Problem to work on - Every record must reappear in the answer exactly as given.

Data -
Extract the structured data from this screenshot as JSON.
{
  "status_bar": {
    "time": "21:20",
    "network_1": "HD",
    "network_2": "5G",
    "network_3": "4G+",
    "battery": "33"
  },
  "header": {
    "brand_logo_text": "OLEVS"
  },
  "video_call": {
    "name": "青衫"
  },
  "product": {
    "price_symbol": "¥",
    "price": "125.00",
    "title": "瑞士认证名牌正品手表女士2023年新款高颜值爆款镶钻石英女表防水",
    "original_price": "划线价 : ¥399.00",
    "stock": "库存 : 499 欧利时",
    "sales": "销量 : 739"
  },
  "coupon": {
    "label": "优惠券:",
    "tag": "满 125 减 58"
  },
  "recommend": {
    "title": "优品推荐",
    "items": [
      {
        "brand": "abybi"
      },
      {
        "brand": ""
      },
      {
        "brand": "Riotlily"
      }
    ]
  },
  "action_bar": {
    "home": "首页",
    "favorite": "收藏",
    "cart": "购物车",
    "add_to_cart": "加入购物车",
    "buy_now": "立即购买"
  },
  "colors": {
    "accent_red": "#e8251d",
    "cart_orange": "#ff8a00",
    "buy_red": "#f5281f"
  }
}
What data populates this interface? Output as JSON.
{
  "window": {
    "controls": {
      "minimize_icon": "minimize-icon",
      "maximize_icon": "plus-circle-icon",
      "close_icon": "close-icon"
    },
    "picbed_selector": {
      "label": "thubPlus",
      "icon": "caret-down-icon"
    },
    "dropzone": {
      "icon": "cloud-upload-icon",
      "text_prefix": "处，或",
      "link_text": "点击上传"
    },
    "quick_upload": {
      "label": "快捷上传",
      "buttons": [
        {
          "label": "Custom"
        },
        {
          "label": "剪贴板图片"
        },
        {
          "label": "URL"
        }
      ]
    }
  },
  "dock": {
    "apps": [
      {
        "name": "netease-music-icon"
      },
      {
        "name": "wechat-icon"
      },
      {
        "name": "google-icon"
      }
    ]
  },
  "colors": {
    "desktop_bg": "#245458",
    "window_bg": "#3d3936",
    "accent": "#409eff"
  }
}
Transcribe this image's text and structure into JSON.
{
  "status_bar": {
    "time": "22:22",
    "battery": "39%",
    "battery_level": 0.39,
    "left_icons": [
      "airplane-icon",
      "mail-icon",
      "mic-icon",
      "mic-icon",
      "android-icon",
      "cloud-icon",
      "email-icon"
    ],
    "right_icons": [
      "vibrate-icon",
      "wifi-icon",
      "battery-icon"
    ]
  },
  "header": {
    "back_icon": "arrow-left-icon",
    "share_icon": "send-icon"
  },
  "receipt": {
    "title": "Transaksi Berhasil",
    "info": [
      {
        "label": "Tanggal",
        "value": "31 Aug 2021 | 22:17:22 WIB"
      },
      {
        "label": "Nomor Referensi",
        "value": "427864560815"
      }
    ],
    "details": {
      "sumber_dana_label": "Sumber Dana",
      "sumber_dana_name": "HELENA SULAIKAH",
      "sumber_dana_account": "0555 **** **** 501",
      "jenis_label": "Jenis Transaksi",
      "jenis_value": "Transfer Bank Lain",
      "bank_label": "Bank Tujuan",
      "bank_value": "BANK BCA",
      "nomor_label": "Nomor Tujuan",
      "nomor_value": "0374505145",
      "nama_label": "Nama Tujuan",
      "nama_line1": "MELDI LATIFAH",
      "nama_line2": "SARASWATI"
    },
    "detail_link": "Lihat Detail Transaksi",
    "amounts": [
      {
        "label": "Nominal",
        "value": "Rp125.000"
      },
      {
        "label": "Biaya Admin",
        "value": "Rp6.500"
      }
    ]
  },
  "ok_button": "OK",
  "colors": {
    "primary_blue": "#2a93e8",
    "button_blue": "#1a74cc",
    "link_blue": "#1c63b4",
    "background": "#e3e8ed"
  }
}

Answer box -
Extract the structured data from this screenshot as JSON.
{
  "status_bar": {
    "time": "21:20",
    "network_1": "HD",
    "network_2": "5G",
    "network_3": "4G+",
    "battery": "33"
  },
  "header": {
    "brand_logo_text": "OLEVS"
  },
  "video_call": {
    "name": "青衫"
  },
  "product": {
    "price_symbol": "¥",
    "price": "125.00",
    "title": "瑞士认证名牌正品手表女士2023年新款高颜值爆款镶钻石英女表防水",
    "original_price": "划线价 : ¥399.00",
    "stock": "库存 : 499 欧利时",
    "sales": "销量 : 739"
  },
  "coupon": {
    "label": "优惠券:",
    "tag": "满 125 减 58"
  },
  "recommend": {
    "title": "优品推荐",
    "items": [
      {
        "brand": "abybi"
      },
      {
        "brand": ""
      },
      {
        "brand": "Riotlily"
      }
    ]
  },
  "action_bar": {
    "home": "首页",
    "favorite": "收藏",
    "cart": "购物车",
    "add_to_cart": "加入购物车",
    "buy_now": "立即购买"
  },
  "colors": {
    "accent_red": "#e8251d",
    "cart_orange": "#ff8a00",
    "buy_red": "#f5281f"
  }
}
What data populates this interface? Output as JSON.
{
  "window": {
    "controls": {
      "minimize_icon": "minimize-icon",
      "maximize_icon": "plus-circle-icon",
      "close_icon": "close-icon"
    },
    "picbed_selector": {
      "label": "thubPlus",
      "icon": "caret-down-icon"
    },
    "dropzone": {
      "icon": "cloud-upload-icon",
      "text_prefix": "处，或",
      "link_text": "点击上传"
    },
    "quick_upload": {
      "label": "快捷上传",
      "buttons": [
        {
          "label": "Custom"
        },
        {
          "label": "剪贴板图片"
        },
        {
          "label": "URL"
        }
      ]
    }
  },
  "dock": {
    "apps": [
      {
        "name": "netease-music-icon"
      },
      {
        "name": "wechat-icon"
      },
      {
        "name": "google-icon"
      }
    ]
  },
  "colors": {
    "desktop_bg": "#245458",
    "window_bg": "#3d3936",
    "accent": "#409eff"
  }
}
Transcribe this image's text and structure into JSON.
{
  "status_bar": {
    "time": "22:22",
    "battery": "39%",
    "battery_level": 0.39,
    "left_icons": [
      "airplane-icon",
      "mail-icon",
      "mic-icon",
      "mic-icon",
      "android-icon",
      "cloud-icon",
      "email-icon"
    ],
    "right_icons": [
      "vibrate-icon",
      "wifi-icon",
      "battery-icon"
    ]
  },
  "header": {
    "back_icon": "arrow-left-icon",
    "share_icon": "send-icon"
  },
  "receipt": {
    "title": "Transaksi Berhasil",
    "info": [
      {
        "label": "Tanggal",
        "value": "31 Aug 2021 | 22:17:22 WIB"
      },
      {
        "label": "Nomor Referensi",
        "value": "427864560815"
      }
    ],
    "details": {
      "sumber_dana_label": "Sumber Dana",
      "sumber_dana_name": "HELENA SULAIKAH",
      "sumber_dana_account": "0555 **** **** 501",
      "jenis_label": "Jenis Transaksi",
      "jenis_value": "Transfer Bank Lain",
      "bank_label": "Bank Tujuan",
      "bank_value": "BANK BCA",
      "nomor_label": "Nomor Tujuan",
      "nomor_value": "0374505145",
      "nama_label": "Nama Tujuan",
      "nama_line1": "MELDI LATIFAH",
      "nama_line2": "SARASWATI"
    },
    "detail_link": "Lihat Detail Transaksi",
    "amounts": [
      {
        "label": "Nominal",
        "value": "Rp125.000"
      },
      {
        "label": "Biaya Admin",
        "value": "Rp6.500"
      }
    ]
  },
  "ok_button": "OK",
  "colors": {
    "primary_blue": "#2a93e8",
    "button_blue": "#1a74cc",
    "link_blue": "#1c63b4",
    "background": "#e3e8ed"
  }
}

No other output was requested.